Task brief:
A single number is needed: how many lines of the data below contain "JSON".

Task input:
########################################
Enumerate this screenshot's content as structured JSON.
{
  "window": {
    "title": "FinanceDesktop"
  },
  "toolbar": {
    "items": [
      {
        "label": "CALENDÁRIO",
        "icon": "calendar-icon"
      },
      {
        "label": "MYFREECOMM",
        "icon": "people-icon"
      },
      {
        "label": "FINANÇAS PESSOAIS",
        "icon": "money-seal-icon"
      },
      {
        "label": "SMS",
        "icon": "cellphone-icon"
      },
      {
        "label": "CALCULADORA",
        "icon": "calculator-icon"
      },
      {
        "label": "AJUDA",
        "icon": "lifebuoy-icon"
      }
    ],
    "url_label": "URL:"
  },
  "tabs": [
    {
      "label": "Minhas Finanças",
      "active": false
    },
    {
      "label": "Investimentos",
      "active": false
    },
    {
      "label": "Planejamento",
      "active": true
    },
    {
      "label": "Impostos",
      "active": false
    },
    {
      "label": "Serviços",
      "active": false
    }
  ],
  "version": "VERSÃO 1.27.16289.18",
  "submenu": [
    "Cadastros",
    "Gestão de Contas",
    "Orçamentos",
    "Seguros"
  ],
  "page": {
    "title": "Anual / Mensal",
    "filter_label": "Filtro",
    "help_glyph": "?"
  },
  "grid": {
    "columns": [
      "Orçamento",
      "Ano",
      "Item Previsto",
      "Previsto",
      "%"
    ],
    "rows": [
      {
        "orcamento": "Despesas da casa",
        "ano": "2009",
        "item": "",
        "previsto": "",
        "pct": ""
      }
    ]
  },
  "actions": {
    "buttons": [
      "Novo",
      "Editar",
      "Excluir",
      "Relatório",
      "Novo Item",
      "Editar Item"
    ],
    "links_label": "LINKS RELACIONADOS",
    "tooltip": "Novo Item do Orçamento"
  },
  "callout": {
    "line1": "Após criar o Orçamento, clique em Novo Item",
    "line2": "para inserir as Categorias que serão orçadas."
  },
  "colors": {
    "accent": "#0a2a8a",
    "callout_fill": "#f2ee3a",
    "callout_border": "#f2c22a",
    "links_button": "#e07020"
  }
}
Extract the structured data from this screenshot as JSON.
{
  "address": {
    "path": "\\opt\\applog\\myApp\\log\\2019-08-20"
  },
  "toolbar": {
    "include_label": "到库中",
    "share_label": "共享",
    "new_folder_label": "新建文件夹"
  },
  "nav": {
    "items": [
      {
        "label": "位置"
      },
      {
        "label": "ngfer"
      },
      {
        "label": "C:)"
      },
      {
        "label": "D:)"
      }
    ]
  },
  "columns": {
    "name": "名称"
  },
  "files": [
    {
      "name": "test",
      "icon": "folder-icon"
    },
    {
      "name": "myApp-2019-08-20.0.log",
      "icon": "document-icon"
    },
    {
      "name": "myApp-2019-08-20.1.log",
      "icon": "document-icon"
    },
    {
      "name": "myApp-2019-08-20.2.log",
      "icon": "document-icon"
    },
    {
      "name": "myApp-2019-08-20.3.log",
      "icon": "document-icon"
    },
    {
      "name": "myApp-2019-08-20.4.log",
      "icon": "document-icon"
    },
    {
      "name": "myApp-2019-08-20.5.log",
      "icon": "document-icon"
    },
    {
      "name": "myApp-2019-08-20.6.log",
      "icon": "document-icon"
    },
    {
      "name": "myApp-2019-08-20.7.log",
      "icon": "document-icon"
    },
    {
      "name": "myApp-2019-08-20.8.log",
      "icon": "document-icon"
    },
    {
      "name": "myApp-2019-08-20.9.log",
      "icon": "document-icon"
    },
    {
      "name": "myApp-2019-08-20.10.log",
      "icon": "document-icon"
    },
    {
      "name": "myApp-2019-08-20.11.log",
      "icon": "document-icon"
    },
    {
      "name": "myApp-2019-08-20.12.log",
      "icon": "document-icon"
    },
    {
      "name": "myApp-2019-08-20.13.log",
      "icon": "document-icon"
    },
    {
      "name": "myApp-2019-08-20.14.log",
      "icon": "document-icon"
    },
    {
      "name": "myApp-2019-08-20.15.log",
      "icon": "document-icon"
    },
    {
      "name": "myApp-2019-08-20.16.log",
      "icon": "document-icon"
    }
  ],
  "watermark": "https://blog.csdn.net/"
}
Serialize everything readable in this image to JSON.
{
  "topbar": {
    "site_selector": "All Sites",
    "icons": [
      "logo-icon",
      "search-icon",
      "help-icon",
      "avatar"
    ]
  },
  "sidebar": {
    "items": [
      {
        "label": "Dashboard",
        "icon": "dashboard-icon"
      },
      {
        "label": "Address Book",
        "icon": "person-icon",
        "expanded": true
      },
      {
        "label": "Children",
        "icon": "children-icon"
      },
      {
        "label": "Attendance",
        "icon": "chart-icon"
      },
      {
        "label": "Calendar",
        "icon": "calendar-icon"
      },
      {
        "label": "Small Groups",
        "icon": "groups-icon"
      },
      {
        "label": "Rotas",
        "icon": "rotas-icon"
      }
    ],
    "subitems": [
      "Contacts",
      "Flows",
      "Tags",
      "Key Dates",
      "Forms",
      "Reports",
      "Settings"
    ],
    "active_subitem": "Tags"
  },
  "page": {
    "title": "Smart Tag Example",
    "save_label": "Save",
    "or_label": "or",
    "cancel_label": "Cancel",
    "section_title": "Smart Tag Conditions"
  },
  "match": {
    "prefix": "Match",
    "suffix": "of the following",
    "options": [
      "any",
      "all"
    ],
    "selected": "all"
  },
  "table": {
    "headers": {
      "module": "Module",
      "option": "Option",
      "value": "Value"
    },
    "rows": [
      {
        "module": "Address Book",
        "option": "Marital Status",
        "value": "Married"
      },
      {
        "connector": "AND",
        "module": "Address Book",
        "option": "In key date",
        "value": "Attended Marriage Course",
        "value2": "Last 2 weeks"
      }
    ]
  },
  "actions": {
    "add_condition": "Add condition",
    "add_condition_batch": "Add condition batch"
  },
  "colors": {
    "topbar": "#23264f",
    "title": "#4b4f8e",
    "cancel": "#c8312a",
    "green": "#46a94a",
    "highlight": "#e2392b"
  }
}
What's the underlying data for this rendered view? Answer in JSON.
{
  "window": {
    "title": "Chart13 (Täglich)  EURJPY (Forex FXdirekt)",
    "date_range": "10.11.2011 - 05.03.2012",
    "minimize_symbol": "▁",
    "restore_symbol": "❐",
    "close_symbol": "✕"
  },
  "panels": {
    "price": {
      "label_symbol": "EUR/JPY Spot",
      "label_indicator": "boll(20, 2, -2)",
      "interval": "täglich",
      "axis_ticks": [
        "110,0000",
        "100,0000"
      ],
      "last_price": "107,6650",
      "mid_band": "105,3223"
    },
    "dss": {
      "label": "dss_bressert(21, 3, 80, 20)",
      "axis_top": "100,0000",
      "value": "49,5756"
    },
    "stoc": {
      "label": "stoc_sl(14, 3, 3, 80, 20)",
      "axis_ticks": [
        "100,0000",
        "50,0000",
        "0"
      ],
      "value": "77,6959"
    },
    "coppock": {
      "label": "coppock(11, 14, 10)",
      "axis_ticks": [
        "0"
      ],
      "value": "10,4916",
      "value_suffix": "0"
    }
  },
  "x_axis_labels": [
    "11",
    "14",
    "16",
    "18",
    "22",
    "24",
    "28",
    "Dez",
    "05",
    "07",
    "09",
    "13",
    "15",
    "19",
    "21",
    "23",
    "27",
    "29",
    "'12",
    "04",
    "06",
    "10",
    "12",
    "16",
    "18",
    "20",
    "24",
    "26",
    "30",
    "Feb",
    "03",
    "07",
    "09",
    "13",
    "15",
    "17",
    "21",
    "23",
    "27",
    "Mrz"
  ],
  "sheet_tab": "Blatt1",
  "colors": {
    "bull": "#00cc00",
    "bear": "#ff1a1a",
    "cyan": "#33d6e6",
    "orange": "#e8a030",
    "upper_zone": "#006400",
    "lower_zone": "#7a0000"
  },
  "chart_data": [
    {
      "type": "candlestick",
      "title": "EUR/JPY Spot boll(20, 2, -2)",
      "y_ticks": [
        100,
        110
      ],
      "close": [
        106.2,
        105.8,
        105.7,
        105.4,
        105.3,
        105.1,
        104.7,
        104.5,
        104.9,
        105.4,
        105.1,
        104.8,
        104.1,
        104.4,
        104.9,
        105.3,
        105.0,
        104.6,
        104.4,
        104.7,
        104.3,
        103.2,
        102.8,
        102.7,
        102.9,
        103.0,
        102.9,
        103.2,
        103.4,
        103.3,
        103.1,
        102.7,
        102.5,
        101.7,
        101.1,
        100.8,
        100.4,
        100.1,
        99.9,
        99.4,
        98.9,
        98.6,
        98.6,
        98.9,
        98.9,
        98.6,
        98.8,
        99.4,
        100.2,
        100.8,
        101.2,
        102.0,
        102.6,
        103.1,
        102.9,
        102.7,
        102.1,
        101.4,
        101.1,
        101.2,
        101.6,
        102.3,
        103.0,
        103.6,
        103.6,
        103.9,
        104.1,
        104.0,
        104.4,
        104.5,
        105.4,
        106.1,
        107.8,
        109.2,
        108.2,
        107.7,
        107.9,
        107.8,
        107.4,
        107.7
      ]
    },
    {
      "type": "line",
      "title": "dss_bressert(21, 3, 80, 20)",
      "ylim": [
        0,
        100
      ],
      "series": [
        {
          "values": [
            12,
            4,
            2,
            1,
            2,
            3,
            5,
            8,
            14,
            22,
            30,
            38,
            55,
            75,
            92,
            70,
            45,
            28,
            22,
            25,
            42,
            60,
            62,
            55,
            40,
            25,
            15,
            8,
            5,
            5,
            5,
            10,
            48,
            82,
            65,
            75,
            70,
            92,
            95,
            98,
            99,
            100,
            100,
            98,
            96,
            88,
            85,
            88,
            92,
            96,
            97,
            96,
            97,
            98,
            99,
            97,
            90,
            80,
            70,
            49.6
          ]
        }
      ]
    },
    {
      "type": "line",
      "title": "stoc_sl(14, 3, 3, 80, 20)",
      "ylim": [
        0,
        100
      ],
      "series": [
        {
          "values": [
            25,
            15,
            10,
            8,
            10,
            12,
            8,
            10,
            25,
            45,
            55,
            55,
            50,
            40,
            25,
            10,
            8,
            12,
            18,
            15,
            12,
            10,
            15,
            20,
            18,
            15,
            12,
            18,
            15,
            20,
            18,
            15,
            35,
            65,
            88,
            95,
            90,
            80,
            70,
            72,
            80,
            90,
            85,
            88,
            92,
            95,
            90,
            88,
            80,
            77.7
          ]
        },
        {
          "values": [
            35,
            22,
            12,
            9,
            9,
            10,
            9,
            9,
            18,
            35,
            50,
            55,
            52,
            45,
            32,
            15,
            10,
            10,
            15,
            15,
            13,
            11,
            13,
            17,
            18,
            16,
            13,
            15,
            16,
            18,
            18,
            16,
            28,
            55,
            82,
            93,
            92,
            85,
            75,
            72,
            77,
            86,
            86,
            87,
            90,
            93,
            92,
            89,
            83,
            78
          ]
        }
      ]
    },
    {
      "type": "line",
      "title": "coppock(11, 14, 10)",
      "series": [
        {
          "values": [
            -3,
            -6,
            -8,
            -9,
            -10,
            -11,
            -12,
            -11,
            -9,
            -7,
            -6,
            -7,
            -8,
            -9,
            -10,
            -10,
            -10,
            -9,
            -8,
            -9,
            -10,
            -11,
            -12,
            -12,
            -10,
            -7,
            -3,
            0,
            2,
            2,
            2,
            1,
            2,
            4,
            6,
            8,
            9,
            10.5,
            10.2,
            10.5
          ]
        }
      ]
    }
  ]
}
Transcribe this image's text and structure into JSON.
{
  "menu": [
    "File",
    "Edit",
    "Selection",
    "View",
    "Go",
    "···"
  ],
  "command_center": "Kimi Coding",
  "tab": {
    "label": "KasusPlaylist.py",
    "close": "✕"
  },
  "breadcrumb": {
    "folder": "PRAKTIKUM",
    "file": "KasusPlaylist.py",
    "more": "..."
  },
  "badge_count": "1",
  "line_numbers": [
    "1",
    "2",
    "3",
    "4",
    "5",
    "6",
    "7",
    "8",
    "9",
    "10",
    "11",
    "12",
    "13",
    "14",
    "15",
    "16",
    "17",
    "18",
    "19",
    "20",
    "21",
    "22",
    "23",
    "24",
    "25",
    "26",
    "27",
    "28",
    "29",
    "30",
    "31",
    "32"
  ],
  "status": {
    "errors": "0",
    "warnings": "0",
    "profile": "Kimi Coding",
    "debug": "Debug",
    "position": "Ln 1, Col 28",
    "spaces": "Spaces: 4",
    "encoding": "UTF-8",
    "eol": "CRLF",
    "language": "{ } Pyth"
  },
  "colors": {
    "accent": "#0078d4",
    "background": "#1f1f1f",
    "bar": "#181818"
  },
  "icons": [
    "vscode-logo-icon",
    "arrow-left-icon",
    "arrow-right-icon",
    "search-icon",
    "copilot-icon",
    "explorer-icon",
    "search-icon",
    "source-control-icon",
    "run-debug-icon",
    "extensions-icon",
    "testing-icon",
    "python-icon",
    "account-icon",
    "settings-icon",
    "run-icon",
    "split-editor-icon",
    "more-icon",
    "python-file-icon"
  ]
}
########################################
Exercise solution:
5